He risked his life working for the U.S. in Iraq. Now his visa’s no good.
January 29, 2017, 2:28pm

By Loveday Morris – The Washington Post.

Saif Ali quit his job in Baghdad and sold his home and car after his family received their visas to resettle in the United States last month. They were due to fly on Monday.

The 35-year-old had applied for resettlement with his wife and three children in 2013 under the special immigrant visa program — for Iraqis who risked their lives working on behalf of the American troops or the U.S. government in Iraq.

But Ali was one of countless people around the world whose lives were thrown into uncertainty this weekend by President Trump’s executive order banning refugees, migrants and others from seven predominantly Muslim countries from entering the United States.

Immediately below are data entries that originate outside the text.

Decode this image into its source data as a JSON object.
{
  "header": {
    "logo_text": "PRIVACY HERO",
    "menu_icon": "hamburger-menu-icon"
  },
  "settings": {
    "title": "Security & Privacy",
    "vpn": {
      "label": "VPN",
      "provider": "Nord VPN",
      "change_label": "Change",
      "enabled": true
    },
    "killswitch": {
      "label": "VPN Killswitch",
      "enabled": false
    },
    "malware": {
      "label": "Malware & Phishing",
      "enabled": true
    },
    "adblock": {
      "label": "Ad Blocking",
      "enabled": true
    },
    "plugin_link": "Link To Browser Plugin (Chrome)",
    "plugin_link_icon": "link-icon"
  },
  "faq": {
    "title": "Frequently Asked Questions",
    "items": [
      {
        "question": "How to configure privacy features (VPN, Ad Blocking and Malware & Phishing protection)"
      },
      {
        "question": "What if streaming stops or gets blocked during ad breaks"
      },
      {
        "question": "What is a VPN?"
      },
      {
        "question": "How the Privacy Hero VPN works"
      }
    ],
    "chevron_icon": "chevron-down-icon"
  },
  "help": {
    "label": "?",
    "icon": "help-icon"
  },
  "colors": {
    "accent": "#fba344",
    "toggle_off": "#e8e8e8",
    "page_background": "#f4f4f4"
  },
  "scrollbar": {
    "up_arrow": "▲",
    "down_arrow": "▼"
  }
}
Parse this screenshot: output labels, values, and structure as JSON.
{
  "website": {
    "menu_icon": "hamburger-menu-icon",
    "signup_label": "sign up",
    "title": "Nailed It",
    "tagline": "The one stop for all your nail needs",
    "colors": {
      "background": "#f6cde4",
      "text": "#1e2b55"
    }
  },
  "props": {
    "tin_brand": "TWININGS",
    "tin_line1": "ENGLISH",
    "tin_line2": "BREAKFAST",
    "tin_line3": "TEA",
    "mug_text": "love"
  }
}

Just two days before their scheduled departure, Ali received a phone call to tell him that because of Trump’s new immigration rules, their application had been suspended.

“This is a tragedy,” he said. “It’s like someone’s stabbed me in the heart with a dagger.”

Ali had been employed as an IT administrator with a company working on projects for the U.S. Agency for International Development between 2010 and 2013. In the years following the U.S. invasion in 2003, Iraqis who worked with Americans faced death threats, kidnappings and assassinations.

“We were considered traitors,” he said. His recommendation letter from his employer said Ali had continued his “dedicated work” despite “sacrifice of his personal safety.”

It took three years of vetting before the family received their visas.

“I was so happy, we had our minds set on our new lives in America,” he said. “I imagined I could live a peaceful life, I could further my ambitions there, my kids would live in peace.”

His brother, who lives in Arizona, had rented a property for the family to live in. Ali paid $8,000 up front for rent and a deposit, money he cannot get back. His brother had also spent $3,500 on furniture so the house would be ready for Ali’s family when they arrived.

Now Ali has no source of income or anywhere to live. He is staying with friends in Baghdad and is uncertain about his family’s future. The International Organization for Migration, which was arranging his travel to the United States, gave him no further details, he said. He received an email from the U.S. Embassy in Baghdad on Sunday that said his application would be suspended for 90 days, but his visa’s validity expires in that period.

“I’m so confused,” he said. “I don’t know what to do.”

He said that because the United States played a role in destabilizing Iraq, it bears a responsibility to help Iraqis.

“We are being killed by ISIS,” he said. “We have lived through so many tragedies. We can’t go back; you did what you did, but help us.”

Loveday Morris reported from Irbil, Iraq, and Mustafa Salim contributed from Baghdad.